According to legend, the ghost was Robert Skelton, a stableboy in the employ of the young Baron Robert Hyland during the age of Shakespeare. On the morning of July 3rd, 1609, he overslept and didn't have the Baron's horse ready for a trip. The enraged Baron killed him.
Some versions say that he chopped the boy's head off; others, that he stabbed him with a pitchfork, or hit him with a riding crop.
Historical records do mention that a Robert Hylton was tried for the murder of Robert Skelton in the fall of 1609. He claimed that the murder was an accident, and was pardoned by James I.
But the 20-year old Hylton wasn't the Baron yet. His older brother, Henry, was.
In English Fairy Tales (1890), the famous anthology by Joseph Jacobs, the Cauld Lad is turned into a monster.
This leads us to a question: Ghosts usually appear in the outfit they died in. Why was Robert Skelton naked?
Elizabethans didn't sleep naked, even in the summer time. Unless they had thrown off their clothes in the heat of passion.

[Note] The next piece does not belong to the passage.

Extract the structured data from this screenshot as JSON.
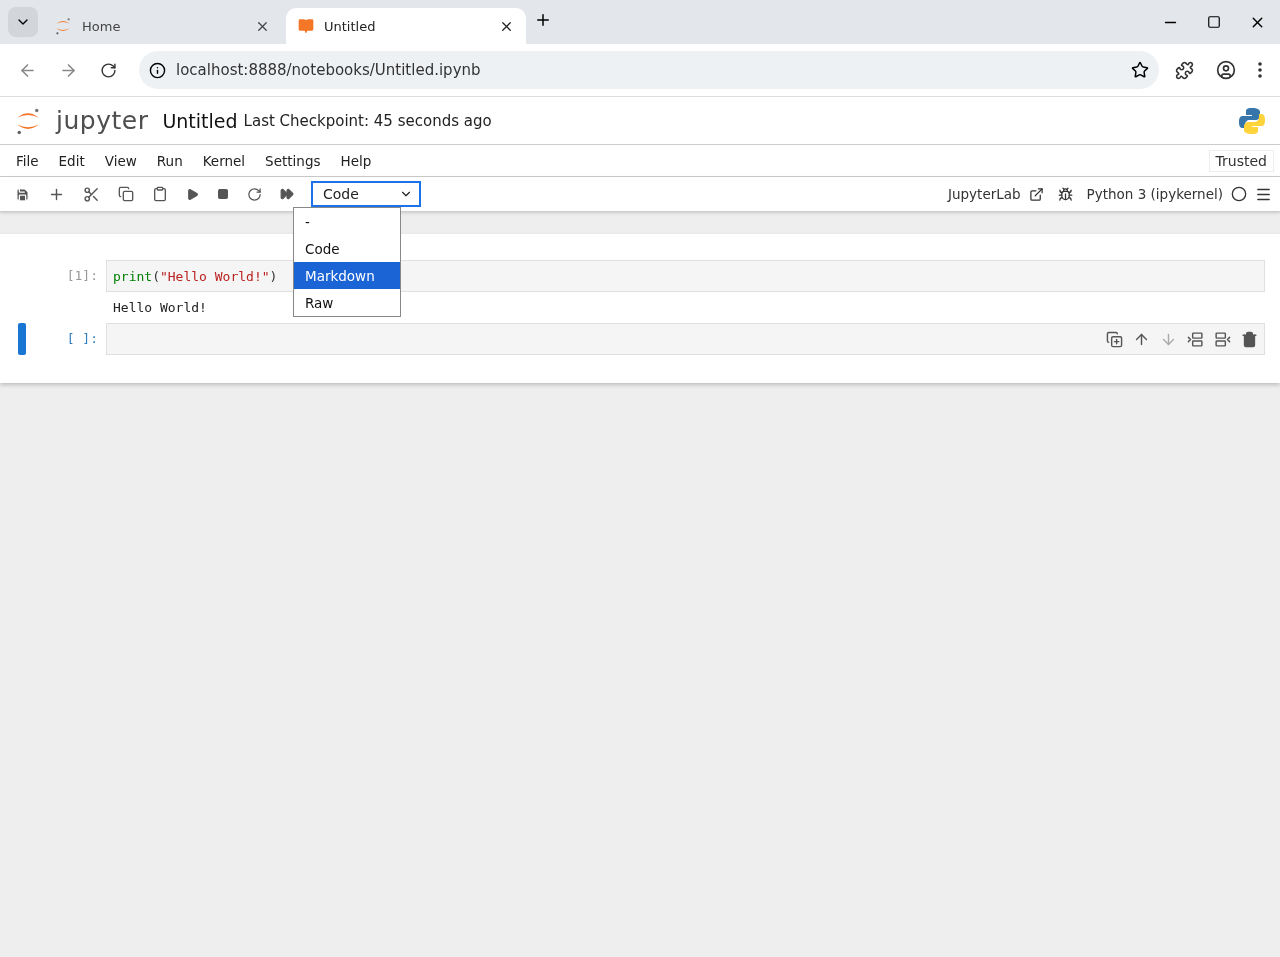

So Robert Skelton must have been having sex on the night of July 2nd. Who was is partner?
Some legends give him a forbidden romance with the Baron's daughter, but in 1609 Robert was too young to have a teenage daughter.
Robert Hylton himself, then? But why would Hylton then be surprised at Skelton's oversleeping?
Maybe his brother, 24-year old Baron Henry Hylton? Shortly after the murder, Henry went to live with his cousin Nathaniel Hylton, and stayed for 30 years. He never consummated his arranged marriage. He was characterized as reclusive, eccentric, and "mad."
Picture it: Robert finds his older brother and the stableboy in the midst of a sexual encounter and, outraged at the breach of etiquette, grabs a pitchfork. Robert is able to use his social position to get a pardon. Henry never recovers.
See also: The Gay Ghost of Davenport House.